“Effective cooperation will facilitate the Commission’s assessment of systemic risks, the identification of emerging ones … as well as other systemic risks under the DSA, such as the spreading of disinformation or the protection of minors.”

Officials from both countries’ regulators also expressed satisfaction regarding the deal, with Coimisiún na Meán Executive Chair Jeremy Godfrey noting the role of Ireland regarding online tech regulation.

“Thirteen of the nineteen very large online platforms and search engines have their EU headquarters in Ireland,” he said.

“This means Coimisiún na Meán will have a special role, working in tandem with the European Commission as we use the Digital Service Act to ensure a safer online world,” the regulator added.

The President of Arcom Roch-Olivier Maistre focused his praise on the DSA, expressing the need for online censorship amid the conflict in Israel and Palestine.

“The regulation on digital services is an opportunity for our continent,” he said, describing the DSA as paving the way to “new regulation of the digital space”.

The two bilateral agreements come just days after the EC demanded its censorship powers be fast-tracked after the Hamas attacks on Israel.

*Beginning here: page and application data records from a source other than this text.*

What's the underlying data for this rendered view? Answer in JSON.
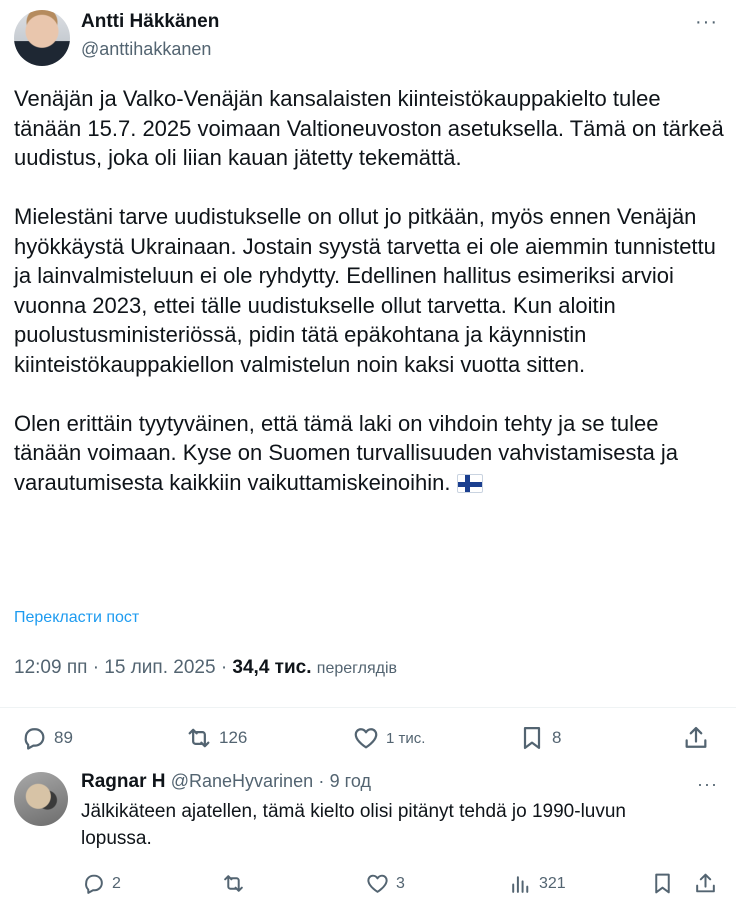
{
  "tweet": {
    "author_name": "Antti Häkkänen",
    "author_handle": "@anttihakkanen",
    "more_label": "···",
    "paragraphs": [
      "Venäjän ja Valko-Venäjän kansalaisten kiinteistökauppakielto tulee tänään 15.7. 2025 voimaan Valtioneuvoston asetuksella. Tämä on tärkeä uudistus, joka oli liian kauan jätetty tekemättä.",
      "Mielestäni tarve uudistukselle on ollut jo pitkään, myös ennen Venäjän hyökkäystä Ukrainaan. Jostain syystä tarvetta ei ole aiemmin tunnistettu ja lainvalmisteluun ei ole ryhdytty. Edellinen hallitus esimeriksi arvioi vuonna 2023, ettei tälle uudistukselle ollut tarvetta. Kun aloitin puolustusministeriössä, pidin tätä epäkohtana ja käynnistin kiinteistökauppakiellon valmistelun noin kaksi vuotta sitten.",
      "Olen erittäin tyytyväinen, että tämä laki on vihdoin tehty ja se tulee tänään voimaan. Kyse on Suomen turvallisuuden vahvistamisesta ja varautumisesta kaikkiin vaikuttamiskeinoihin."
    ],
    "flag_icon": "finland-flag-icon",
    "translate_label": "Перекласти пост",
    "time": "12:09 пп",
    "date": "15 лип. 2025",
    "separator": "·",
    "views_count": "34,4 тис.",
    "views_label": "переглядів",
    "actions": {
      "replies": "89",
      "reposts": "126",
      "likes": "1 тис.",
      "bookmarks": "8"
    }
  },
  "reply": {
    "name": "Ragnar H",
    "handle": "@RaneHyvarinen",
    "separator": "·",
    "time": "9 год",
    "more_label": "···",
    "text": "Jälkikäteen ajatellen, tämä kielto olisi pitänyt tehdä jo 1990-luvun lopussa.",
    "actions": {
      "replies": "2",
      "reposts": "",
      "likes": "3",
      "views": "321"
    }
  },
  "colors": {
    "text": "#0f1419",
    "secondary": "#536471",
    "link": "#1d9bf0",
    "divider": "#eff3f4"
  }
}
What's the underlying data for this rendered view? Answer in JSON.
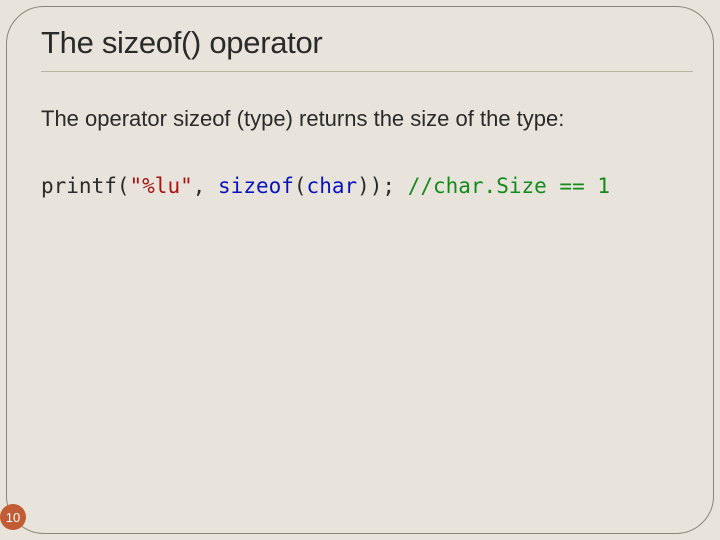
{
  "slide": {
    "title": "The sizeof() operator",
    "body": "The operator sizeof (type) returns the size of the type:",
    "code": {
      "plain1": "printf(",
      "string": "\"%lu\"",
      "plain2": ", ",
      "keyword1": "sizeof",
      "plain3": "(",
      "keyword2": "char",
      "plain4": ")); ",
      "comment": "//char.Size == 1"
    },
    "page_number": "10"
  }
}
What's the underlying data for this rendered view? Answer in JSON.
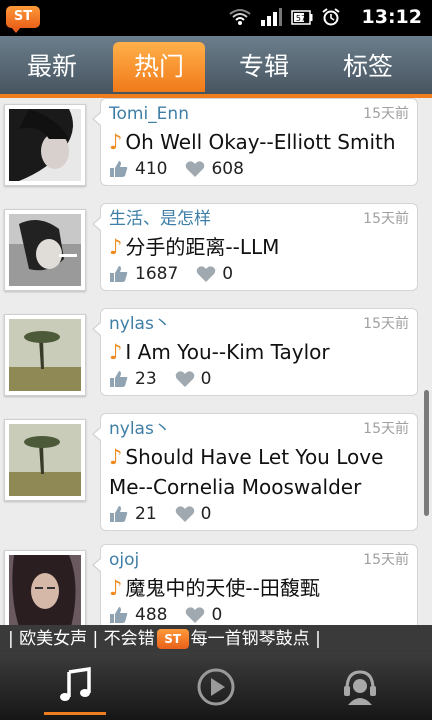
{
  "statusbar": {
    "logo": "ST",
    "time": "13:12",
    "battery": "57"
  },
  "tabs": [
    {
      "label": "最新",
      "active": false
    },
    {
      "label": "热门",
      "active": true
    },
    {
      "label": "专辑",
      "active": false
    },
    {
      "label": "标签",
      "active": false
    }
  ],
  "items": [
    {
      "user": "Tomi_Enn",
      "time": "15天前",
      "song": "Oh Well Okay--Elliott Smith",
      "likes": "410",
      "favs": "608"
    },
    {
      "user": "生活、是怎样",
      "time": "15天前",
      "song": "分手的距离--LLM",
      "likes": "1687",
      "favs": "0"
    },
    {
      "user": "nylas丶",
      "time": "15天前",
      "song": "I Am You--Kim Taylor",
      "likes": "23",
      "favs": "0"
    },
    {
      "user": "nylas丶",
      "time": "15天前",
      "song_line1": "Should Have Let You Love",
      "song_line2": "Me--Cornelia Mooswalder",
      "likes": "21",
      "favs": "0"
    },
    {
      "user": "ojoj",
      "time": "15天前",
      "song": "魔鬼中的天使--田馥甄",
      "likes": "488",
      "favs": "0"
    }
  ],
  "ticker": {
    "part1": "| 欧美女声 | 不会错",
    "logo": "ST",
    "part2": " 每一首钢琴鼓点 |"
  },
  "icons": [
    "music-note-icon",
    "play-icon",
    "headphones-user-icon"
  ],
  "colors": {
    "accent": "#ee7d1d",
    "link": "#3f7ea6"
  }
}
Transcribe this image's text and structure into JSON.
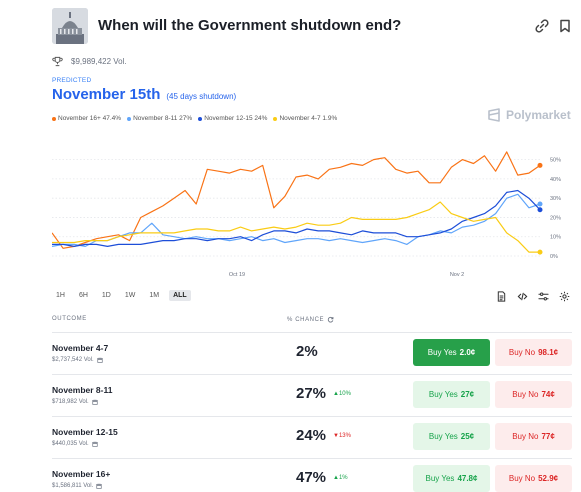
{
  "header": {
    "title": "When will the Government shutdown end?"
  },
  "volume": "$9,989,422 Vol.",
  "prediction": {
    "label": "PREDICTED",
    "value": "November 15th",
    "sub": "(45 days shutdown)"
  },
  "legend": [
    {
      "label": "November 16+ 47.4%",
      "color": "#f97316"
    },
    {
      "label": "November 8-11 27%",
      "color": "#60a5fa"
    },
    {
      "label": "November 12-15 24%",
      "color": "#1d4ed8"
    },
    {
      "label": "November 4-7 1.9%",
      "color": "#facc15"
    }
  ],
  "brand": "Polymarket",
  "chart_data": {
    "type": "line",
    "x_ticks": [
      "Oct 19",
      "Nov 2"
    ],
    "y_ticks": [
      "50%",
      "40%",
      "30%",
      "20%",
      "10%",
      "0%"
    ],
    "ylim": [
      0,
      55
    ],
    "grid": true,
    "series": [
      {
        "name": "November 16+",
        "color": "#f97316",
        "values": [
          12,
          4,
          5,
          7,
          9,
          10,
          11,
          8,
          20,
          23,
          26,
          30,
          34,
          27,
          45,
          44,
          43,
          45,
          44,
          47,
          25,
          31,
          41,
          42,
          40,
          45,
          46,
          48,
          47,
          50,
          51,
          45,
          43,
          44,
          38,
          38,
          46,
          50,
          48,
          52,
          44,
          54,
          42,
          43,
          47
        ]
      },
      {
        "name": "November 8-11",
        "color": "#60a5fa",
        "values": [
          5,
          6,
          6,
          5,
          8,
          8,
          10,
          12,
          12,
          17,
          11,
          10,
          9,
          10,
          9,
          9,
          8,
          9,
          10,
          8,
          9,
          7,
          8,
          9,
          9,
          8,
          9,
          8,
          7,
          8,
          9,
          8,
          6,
          10,
          11,
          13,
          12,
          15,
          16,
          18,
          22,
          30,
          32,
          25,
          27
        ]
      },
      {
        "name": "November 12-15",
        "color": "#1d4ed8",
        "values": [
          6,
          6,
          5,
          6,
          6,
          5,
          6,
          6,
          6,
          7,
          8,
          8,
          9,
          9,
          8,
          9,
          9,
          10,
          8,
          11,
          13,
          13,
          12,
          14,
          13,
          13,
          12,
          11,
          13,
          12,
          12,
          12,
          10,
          10,
          11,
          12,
          14,
          18,
          20,
          22,
          26,
          33,
          34,
          30,
          24
        ]
      },
      {
        "name": "November 4-7",
        "color": "#facc15",
        "values": [
          7,
          7,
          7,
          8,
          8,
          8,
          10,
          11,
          12,
          12,
          12,
          12,
          13,
          14,
          14,
          13,
          13,
          15,
          13,
          14,
          15,
          14,
          15,
          17,
          16,
          16,
          17,
          20,
          19,
          19,
          19,
          19,
          20,
          22,
          24,
          28,
          22,
          20,
          18,
          19,
          20,
          12,
          8,
          2,
          2
        ]
      }
    ]
  },
  "range_tabs": [
    "1H",
    "6H",
    "1D",
    "1W",
    "1M",
    "ALL"
  ],
  "columns": {
    "outcome": "OUTCOME",
    "chance": "% CHANCE"
  },
  "outcomes": [
    {
      "name": "November 4-7",
      "vol": "$2,737,542 Vol.",
      "chance": "2%",
      "change": "",
      "yes_label": "Buy Yes",
      "yes_price": "2.0¢",
      "no_label": "Buy No",
      "no_price": "98.1¢"
    },
    {
      "name": "November 8-11",
      "vol": "$718,982 Vol.",
      "chance": "27%",
      "change": "▲10%",
      "yes_label": "Buy Yes",
      "yes_price": "27¢",
      "no_label": "Buy No",
      "no_price": "74¢"
    },
    {
      "name": "November 12-15",
      "vol": "$440,035 Vol.",
      "chance": "24%",
      "change": "▼13%",
      "yes_label": "Buy Yes",
      "yes_price": "25¢",
      "no_label": "Buy No",
      "no_price": "77¢"
    },
    {
      "name": "November 16+",
      "vol": "$1,586,811 Vol.",
      "chance": "47%",
      "change": "▲1%",
      "yes_label": "Buy Yes",
      "yes_price": "47.8¢",
      "no_label": "Buy No",
      "no_price": "52.9¢"
    }
  ]
}
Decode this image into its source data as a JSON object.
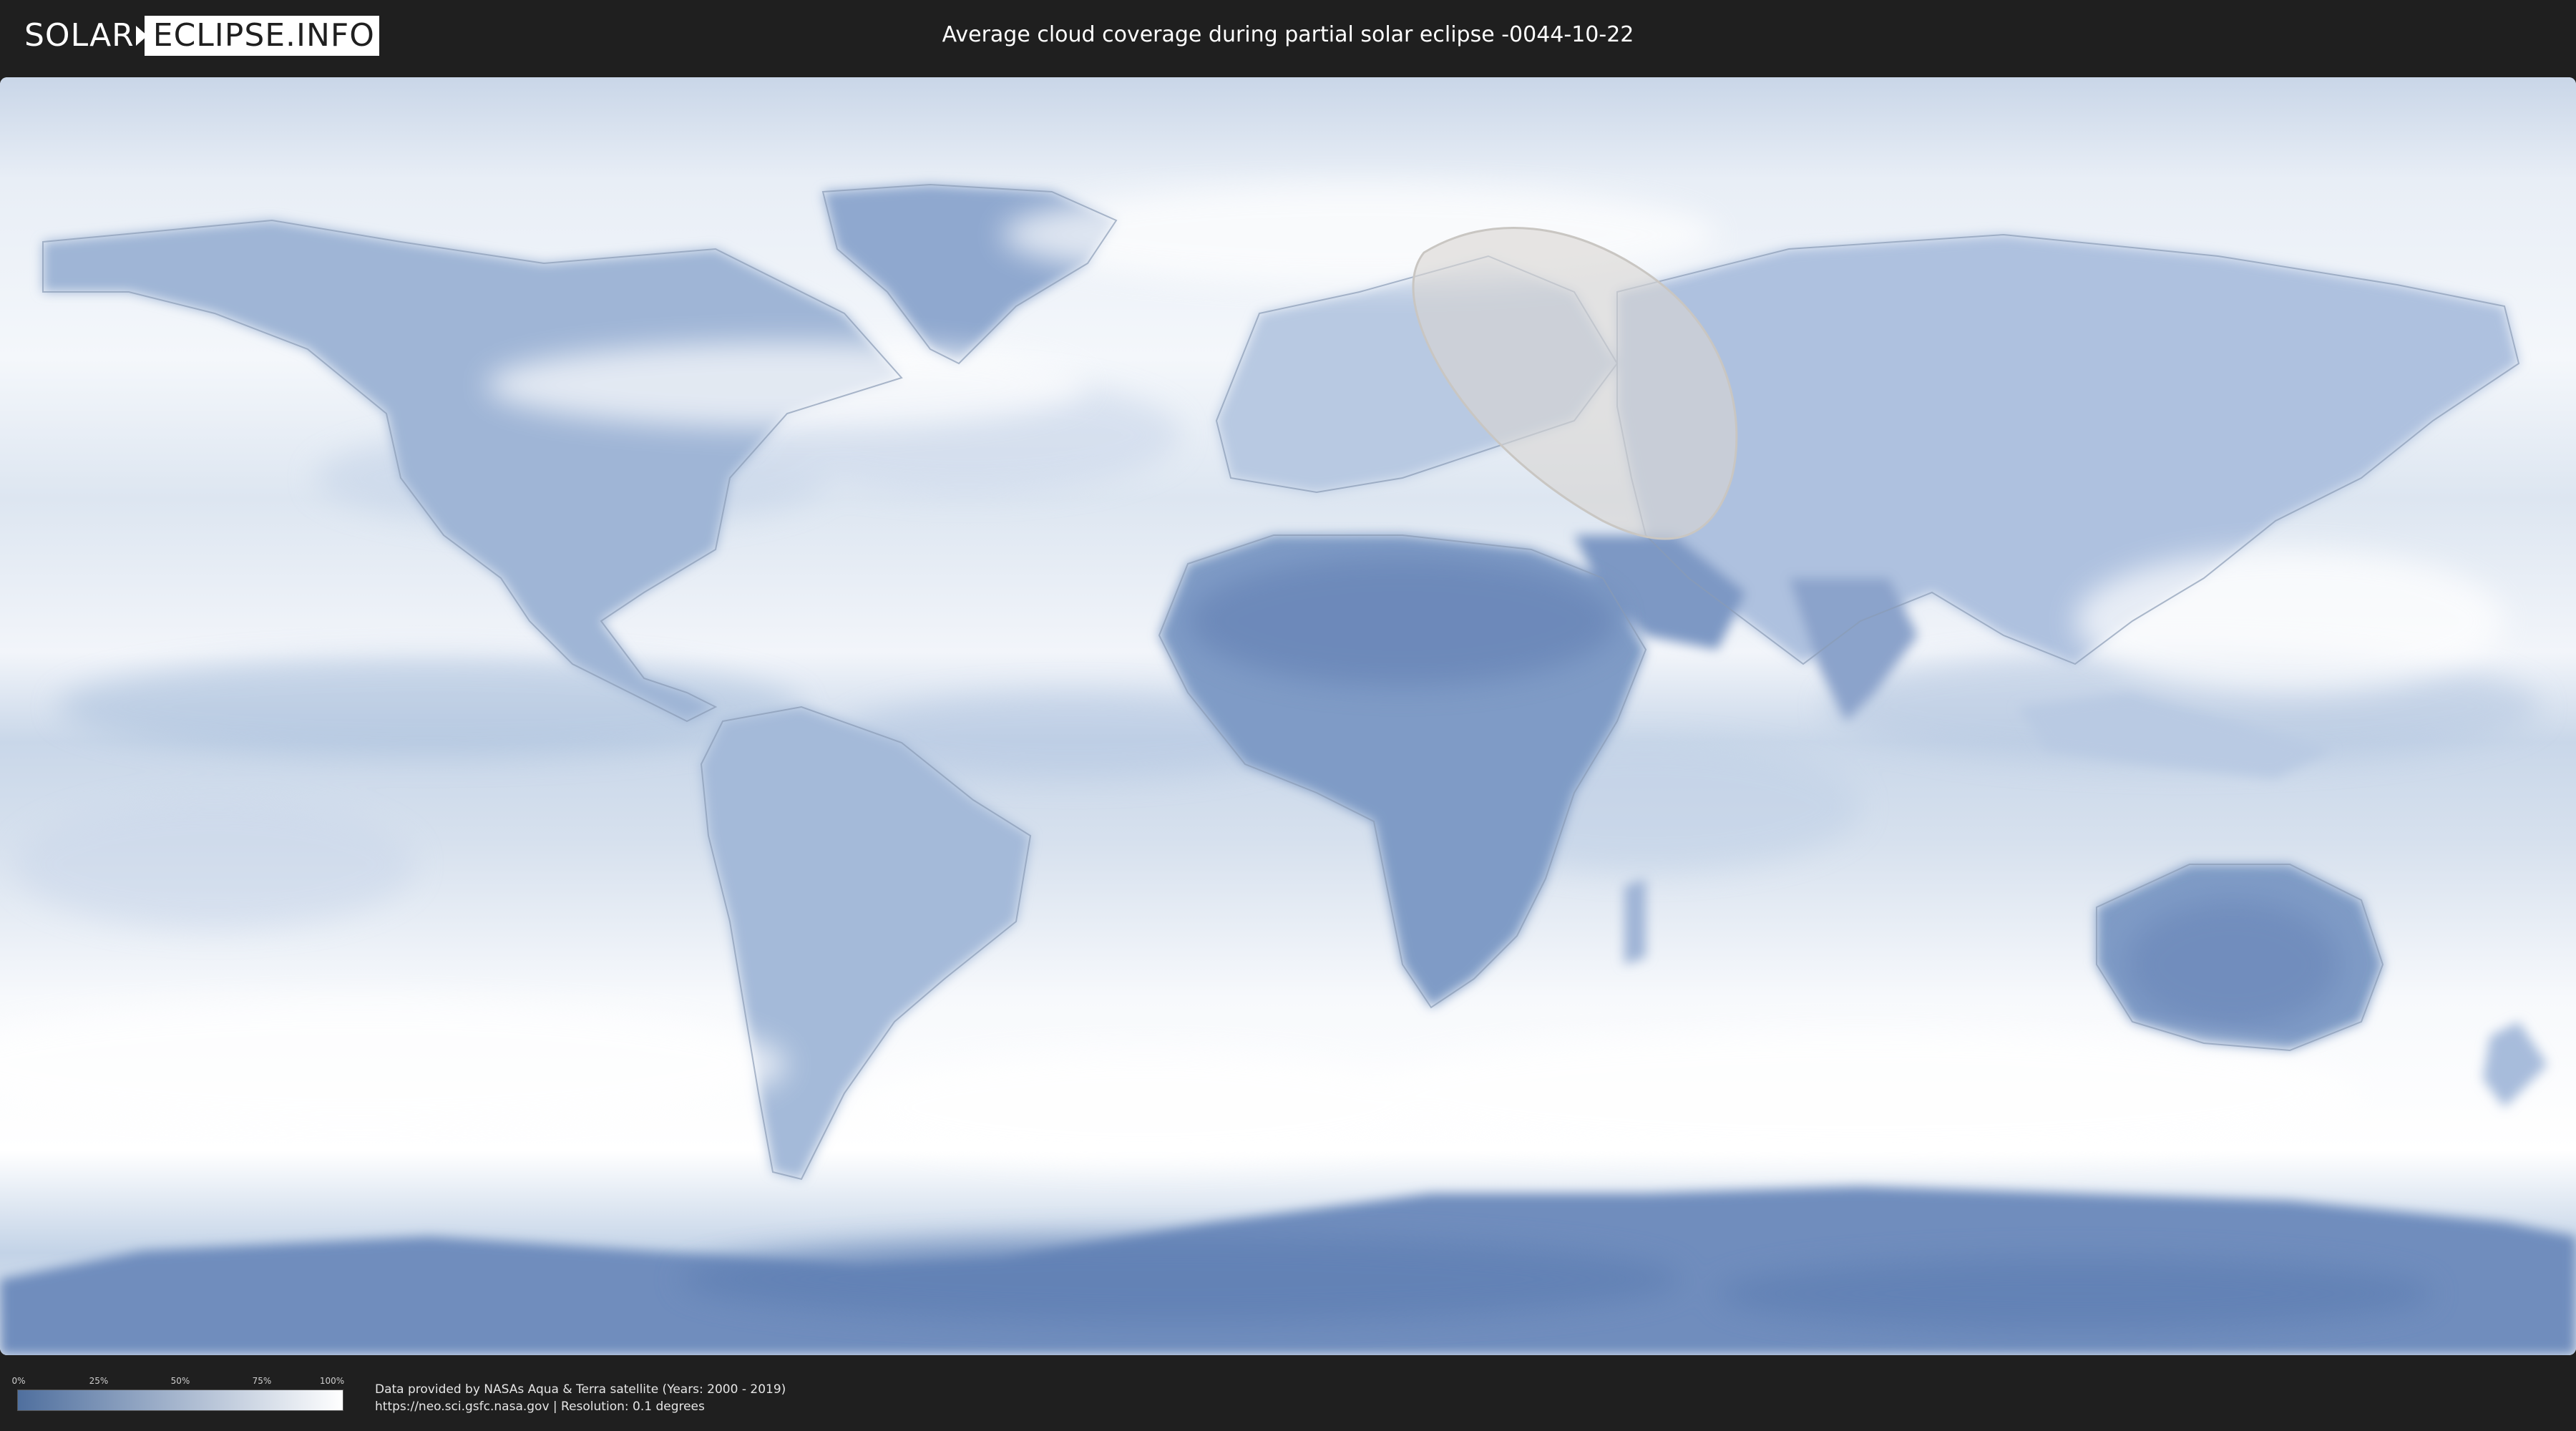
{
  "header": {
    "logo": {
      "part1": "SOLAR",
      "part2": "ECLIPSE.INFO"
    },
    "title": "Average cloud coverage during partial solar eclipse -0044-10-22"
  },
  "map": {
    "type": "world-cloud-coverage",
    "projection": "equirectangular",
    "layers": [
      "cloud-coverage",
      "country-borders",
      "eclipse-visibility-area"
    ],
    "colors": {
      "clear": "#4f6f9e",
      "cloudy": "#ffffff",
      "eclipse_area": "#d9d6d2"
    }
  },
  "legend": {
    "ticks": [
      "0%",
      "25%",
      "50%",
      "75%",
      "100%"
    ],
    "gradient_from": "#4f6f9e",
    "gradient_to": "#ffffff"
  },
  "footer": {
    "source_line": "Data provided by NASAs Aqua & Terra satellite (Years: 2000 - 2019)",
    "url_line": "https://neo.sci.gsfc.nasa.gov | Resolution: 0.1 degrees"
  }
}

Both the Irish and French Governments have been supportive of the new measures, with France in particular calling for the ability to completely remove certain social media sites from its internet should they be deemed to threaten security.

Thierry Breton, the EC’s self-styled “digital enforcer”, has confirmed that such powers are contained within the DSA but can only be enforced at the European level.

Ireland has also been keen to see more speech censored within the public arena, with the coalition government currently trying to pass new hate-speech legislation.

Initially ignored by the country’s press, the bill has become a hot-button topic there after drawing international criticism. Elon Musk and Donald Trump both came out to denounce the planned legislation earlier this year.

The Irish Government has continued to press on with it, frequently dismissing criticism that the proposed law violates freedom of speech as being unfounded.

Although keen to hand its judiciary greater censorship powers, elements of Ireland’s political class may baulk at giving more control to the EC.

Traditionally stalwart allies, Brussels and Dublin have become increasingly divided over the conflict in Israel, with EC President Ursula von der Leyen pledging support to Tel Aviv while Ireland backs Palestine.

Irish politicians have even warned that von der Leyen’s continued support for Israel could put her position at risk, saying it is not the job of the EC chief to decide EU foreign policy.